What the answer must contain is every line of the records, exactly, with no pictures.

══ Material provided

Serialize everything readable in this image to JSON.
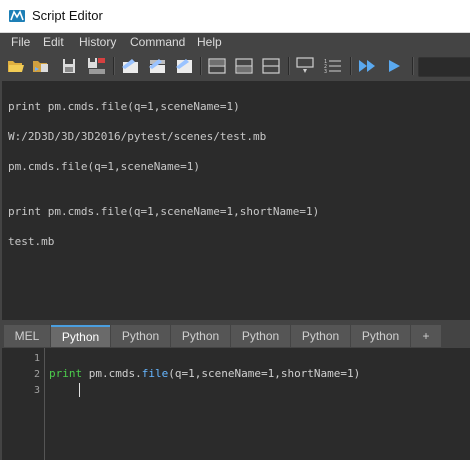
{
  "window": {
    "title": "Script Editor"
  },
  "menu": [
    "File",
    "Edit",
    "History",
    "Command",
    "Help"
  ],
  "toolbar": {
    "icons": [
      "open-script-icon",
      "source-script-icon",
      "save-script-icon",
      "save-to-shelf-icon",
      "clear-history-icon",
      "clear-input-icon",
      "clear-all-icon",
      "show-history-only-icon",
      "show-input-only-icon",
      "show-both-icon",
      "echo-all-commands-icon",
      "line-numbers-icon",
      "execute-all-icon",
      "execute-icon"
    ]
  },
  "output": {
    "lines": [
      "print pm.cmds.file(q=1,sceneName=1)",
      "W:/2D3D/3D/3D2016/pytest/scenes/test.mb",
      "pm.cmds.file(q=1,sceneName=1)",
      "print pm.cmds.file(q=1,sceneName=1,shortName=1)",
      "test.mb"
    ]
  },
  "tabs": [
    "MEL",
    "Python",
    "Python",
    "Python",
    "Python",
    "Python",
    "Python",
    "+"
  ],
  "active_tab": 1,
  "editor": {
    "line_numbers": [
      "1",
      "2",
      "3"
    ],
    "code": {
      "keyword": "print",
      "pre": "pm.cmds.",
      "func": "file",
      "args": "(q=1,sceneName=1,shortName=1)"
    }
  },
  "colors": {
    "accent": "#4b9fe0",
    "keyword": "#4ccd4c",
    "function": "#66b6ff",
    "background": "#2b2b2b"
  }
}
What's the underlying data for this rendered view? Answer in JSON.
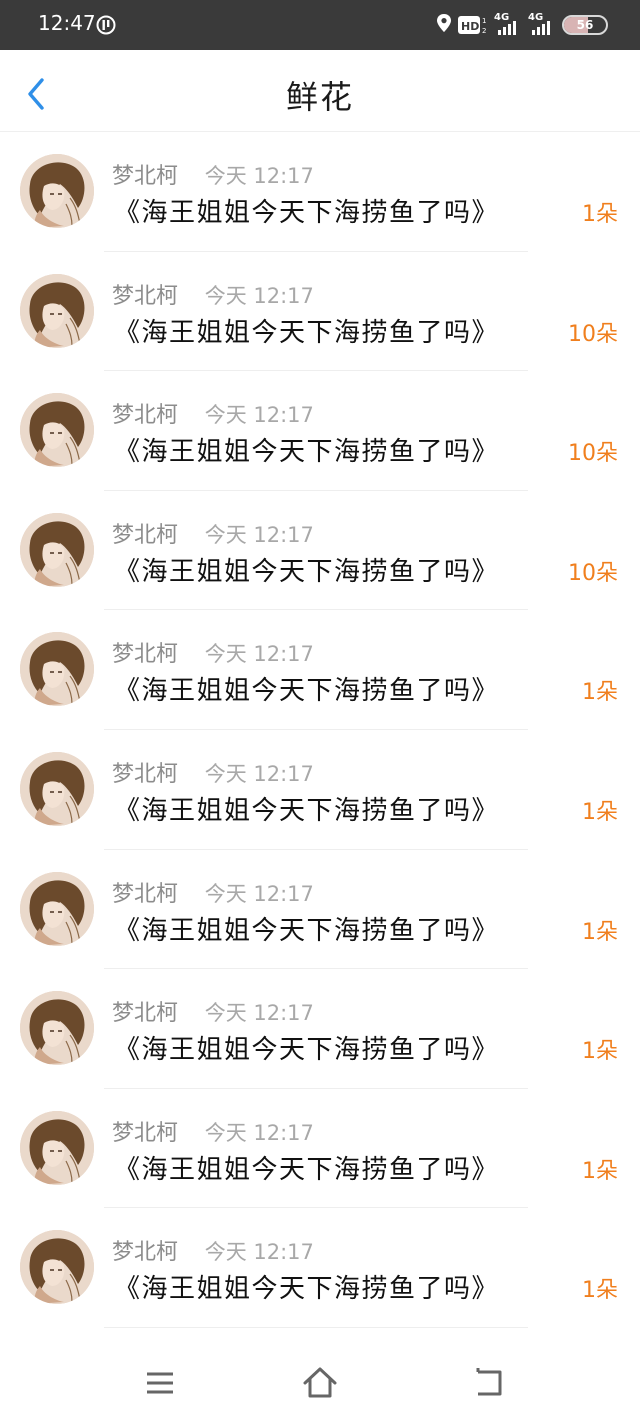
{
  "status_bar": {
    "time": "12:47",
    "signal1_label": "4G",
    "signal2_label": "4G",
    "hd_label": "HD",
    "battery_level": "56"
  },
  "header": {
    "title": "鲜花"
  },
  "records": [
    {
      "name": "梦北柯",
      "time": "今天 12:17",
      "title": "《海王姐姐今天下海捞鱼了吗》",
      "count": "1朵"
    },
    {
      "name": "梦北柯",
      "time": "今天 12:17",
      "title": "《海王姐姐今天下海捞鱼了吗》",
      "count": "10朵"
    },
    {
      "name": "梦北柯",
      "time": "今天 12:17",
      "title": "《海王姐姐今天下海捞鱼了吗》",
      "count": "10朵"
    },
    {
      "name": "梦北柯",
      "time": "今天 12:17",
      "title": "《海王姐姐今天下海捞鱼了吗》",
      "count": "10朵"
    },
    {
      "name": "梦北柯",
      "time": "今天 12:17",
      "title": "《海王姐姐今天下海捞鱼了吗》",
      "count": "1朵"
    },
    {
      "name": "梦北柯",
      "time": "今天 12:17",
      "title": "《海王姐姐今天下海捞鱼了吗》",
      "count": "1朵"
    },
    {
      "name": "梦北柯",
      "time": "今天 12:17",
      "title": "《海王姐姐今天下海捞鱼了吗》",
      "count": "1朵"
    },
    {
      "name": "梦北柯",
      "time": "今天 12:17",
      "title": "《海王姐姐今天下海捞鱼了吗》",
      "count": "1朵"
    },
    {
      "name": "梦北柯",
      "time": "今天 12:17",
      "title": "《海王姐姐今天下海捞鱼了吗》",
      "count": "1朵"
    },
    {
      "name": "梦北柯",
      "time": "今天 12:17",
      "title": "《海王姐姐今天下海捞鱼了吗》",
      "count": "1朵"
    }
  ],
  "colors": {
    "accent_blue": "#2f8fe8",
    "count_orange": "#f07f1e",
    "status_bar_bg": "#3a3a3a"
  },
  "icons": {
    "back": "chevron-left-icon",
    "menu": "menu-icon",
    "home": "home-icon",
    "return": "return-icon"
  }
}
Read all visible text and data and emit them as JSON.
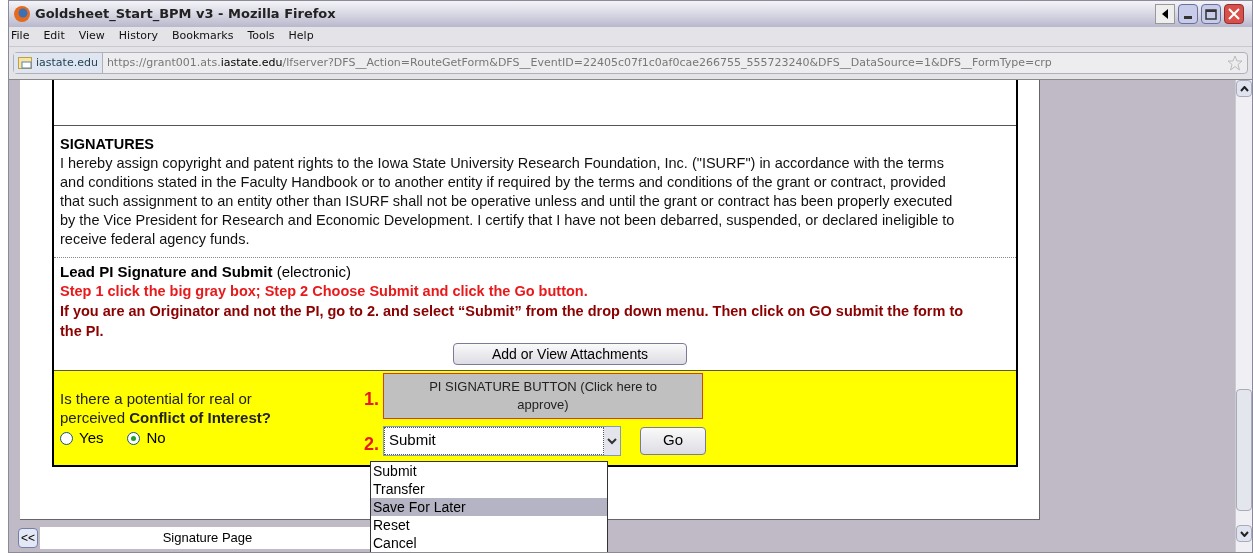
{
  "window": {
    "title": "Goldsheet_Start_BPM v3 - Mozilla Firefox"
  },
  "menu": [
    {
      "label": "File"
    },
    {
      "label": "Edit"
    },
    {
      "label": "View"
    },
    {
      "label": "History"
    },
    {
      "label": "Bookmarks"
    },
    {
      "label": "Tools"
    },
    {
      "label": "Help"
    }
  ],
  "address_bar": {
    "site": "iastate.edu",
    "url_start": "https://grant001.ats.",
    "url_domain": "iastate.edu",
    "url_rest": "/lfserver?DFS__Action=RouteGetForm&DFS__EventID=22405c07f1c0af0cae266755_555723240&DFS__DataSource=1&DFS__FormType=crp"
  },
  "form": {
    "signatures_heading": "SIGNATURES",
    "signatures_text": "I hereby assign copyright and patent rights to the Iowa State University Research Foundation, Inc. (\"ISURF\") in accordance with the terms and conditions stated in the Faculty Handbook or to another entity if required by the terms and conditions of the grant or contract, provided that such assignment to an entity other than ISURF shall not be operative unless and until the grant or contract has been properly executed by the Vice President for Research and Economic Development. I certify that I have not been debarred, suspended, or declared ineligible to receive federal agency funds.",
    "lead_pi_heading": "**Lead PI Signature and Submit** (electronic)",
    "instructions": [
      {
        "text": "Step 1 click the big gray box; Step 2 Choose Submit and click the Go button.",
        "color": "#e8191b"
      },
      {
        "text": "If you are an Originator and not the PI, go to 2. and select “Submit” from the drop down menu. Then click on GO submit the form to the PI.",
        "color": "#8b0000"
      }
    ],
    "attachments_button": "Add or View Attachments",
    "conflict_question": "Is there a potential for real or perceived **Conflict of Interest?**",
    "conflict_options": [
      {
        "label": "Yes",
        "selected": false
      },
      {
        "label": "No",
        "selected": true
      }
    ],
    "step_1": "1.",
    "signature_button": "PI SIGNATURE BUTTON (Click here to approve)",
    "step_2": "2.",
    "action_select": {
      "value": "Submit",
      "expanded": true,
      "options": [
        {
          "label": "Submit",
          "highlighted": false
        },
        {
          "label": "Transfer",
          "highlighted": false
        },
        {
          "label": "Save For Later",
          "highlighted": true
        },
        {
          "label": "Reset",
          "highlighted": false
        },
        {
          "label": "Cancel",
          "highlighted": false
        }
      ]
    },
    "go_button": "Go"
  },
  "page_tabs": {
    "back_button": "<<",
    "tabs": [
      {
        "label": "Signature Page"
      }
    ]
  }
}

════

→ **Written solution**
Serialize everything readable in this image to JSON.
{
  "window": {
    "title": "Script Editor"
  },
  "menu": [
    "File",
    "Edit",
    "History",
    "Command",
    "Help"
  ],
  "toolbar": {
    "icons": [
      "open-script-icon",
      "source-script-icon",
      "save-script-icon",
      "save-to-shelf-icon",
      "clear-history-icon",
      "clear-input-icon",
      "clear-all-icon",
      "show-history-only-icon",
      "show-input-only-icon",
      "show-both-icon",
      "echo-all-commands-icon",
      "line-numbers-icon",
      "execute-all-icon",
      "execute-icon"
    ]
  },
  "output": {
    "lines": [
      "print pm.cmds.file(q=1,sceneName=1)",
      "W:/2D3D/3D/3D2016/pytest/scenes/test.mb",
      "pm.cmds.file(q=1,sceneName=1)",
      "print pm.cmds.file(q=1,sceneName=1,shortName=1)",
      "test.mb"
    ]
  },
  "tabs": [
    "MEL",
    "Python",
    "Python",
    "Python",
    "Python",
    "Python",
    "Python",
    "+"
  ],
  "active_tab": 1,
  "editor": {
    "line_numbers": [
      "1",
      "2",
      "3"
    ],
    "code": {
      "keyword": "print",
      "pre": "pm.cmds.",
      "func": "file",
      "args": "(q=1,sceneName=1,shortName=1)"
    }
  },
  "colors": {
    "accent": "#4b9fe0",
    "keyword": "#4ccd4c",
    "function": "#66b6ff",
    "background": "#2b2b2b"
  }
}
What's the underlying data for this rendered view? Answer in JSON.
{
  "status_bar": {
    "time": "12:47",
    "signal1_label": "4G",
    "signal2_label": "4G",
    "hd_label": "HD",
    "battery_level": "56"
  },
  "header": {
    "title": "鲜花"
  },
  "records": [
    {
      "name": "梦北柯",
      "time": "今天 12:17",
      "title": "《海王姐姐今天下海捞鱼了吗》",
      "count": "1朵"
    },
    {
      "name": "梦北柯",
      "time": "今天 12:17",
      "title": "《海王姐姐今天下海捞鱼了吗》",
      "count": "10朵"
    },
    {
      "name": "梦北柯",
      "time": "今天 12:17",
      "title": "《海王姐姐今天下海捞鱼了吗》",
      "count": "10朵"
    },
    {
      "name": "梦北柯",
      "time": "今天 12:17",
      "title": "《海王姐姐今天下海捞鱼了吗》",
      "count": "10朵"
    },
    {
      "name": "梦北柯",
      "time": "今天 12:17",
      "title": "《海王姐姐今天下海捞鱼了吗》",
      "count": "1朵"
    },
    {
      "name": "梦北柯",
      "time": "今天 12:17",
      "title": "《海王姐姐今天下海捞鱼了吗》",
      "count": "1朵"
    },
    {
      "name": "梦北柯",
      "time": "今天 12:17",
      "title": "《海王姐姐今天下海捞鱼了吗》",
      "count": "1朵"
    },
    {
      "name": "梦北柯",
      "time": "今天 12:17",
      "title": "《海王姐姐今天下海捞鱼了吗》",
      "count": "1朵"
    },
    {
      "name": "梦北柯",
      "time": "今天 12:17",
      "title": "《海王姐姐今天下海捞鱼了吗》",
      "count": "1朵"
    },
    {
      "name": "梦北柯",
      "time": "今天 12:17",
      "title": "《海王姐姐今天下海捞鱼了吗》",
      "count": "1朵"
    }
  ],
  "colors": {
    "accent_blue": "#2f8fe8",
    "count_orange": "#f07f1e",
    "status_bar_bg": "#3a3a3a"
  },
  "icons": {
    "back": "chevron-left-icon",
    "menu": "menu-icon",
    "home": "home-icon",
    "return": "return-icon"
  }
}
Read all visible text and data and emit them as JSON.
{
  "window": {
    "title": "Goldsheet_Start_BPM v3 - Mozilla Firefox"
  },
  "menu": [
    {
      "label": "File"
    },
    {
      "label": "Edit"
    },
    {
      "label": "View"
    },
    {
      "label": "History"
    },
    {
      "label": "Bookmarks"
    },
    {
      "label": "Tools"
    },
    {
      "label": "Help"
    }
  ],
  "address_bar": {
    "site": "iastate.edu",
    "url_start": "https://grant001.ats.",
    "url_domain": "iastate.edu",
    "url_rest": "/lfserver?DFS__Action=RouteGetForm&DFS__EventID=22405c07f1c0af0cae266755_555723240&DFS__DataSource=1&DFS__FormType=crp"
  },
  "form": {
    "signatures_heading": "SIGNATURES",
    "signatures_text": "I hereby assign copyright and patent rights to the Iowa State University Research Foundation, Inc. (\"ISURF\") in accordance with the terms and conditions stated in the Faculty Handbook or to another entity if required by the terms and conditions of the grant or contract, provided that such assignment to an entity other than ISURF shall not be operative unless and until the grant or contract has been properly executed by the Vice President for Research and Economic Development. I certify that I have not been debarred, suspended, or declared ineligible to receive federal agency funds.",
    "lead_pi_heading": "**Lead PI Signature and Submit** (electronic)",
    "instructions": [
      {
        "text": "Step 1 click the big gray box; Step 2 Choose Submit and click the Go button.",
        "color": "#e8191b"
      },
      {
        "text": "If you are an Originator and not the PI, go to 2. and select “Submit” from the drop down menu. Then click on GO submit the form to the PI.",
        "color": "#8b0000"
      }
    ],
    "attachments_button": "Add or View Attachments",
    "conflict_question": "Is there a potential for real or perceived **Conflict of Interest?**",
    "conflict_options": [
      {
        "label": "Yes",
        "selected": false
      },
      {
        "label": "No",
        "selected": true
      }
    ],
    "step_1": "1.",
    "signature_button": "PI SIGNATURE BUTTON (Click here to approve)",
    "step_2": "2.",
    "action_select": {
      "value": "Submit",
      "expanded": true,
      "options": [
        {
          "label": "Submit",
          "highlighted": false
        },
        {
          "label": "Transfer",
          "highlighted": false
        },
        {
          "label": "Save For Later",
          "highlighted": true
        },
        {
          "label": "Reset",
          "highlighted": false
        },
        {
          "label": "Cancel",
          "highlighted": false
        }
      ]
    },
    "go_button": "Go"
  },
  "page_tabs": {
    "back_button": "<<",
    "tabs": [
      {
        "label": "Signature Page"
      }
    ]
  }
}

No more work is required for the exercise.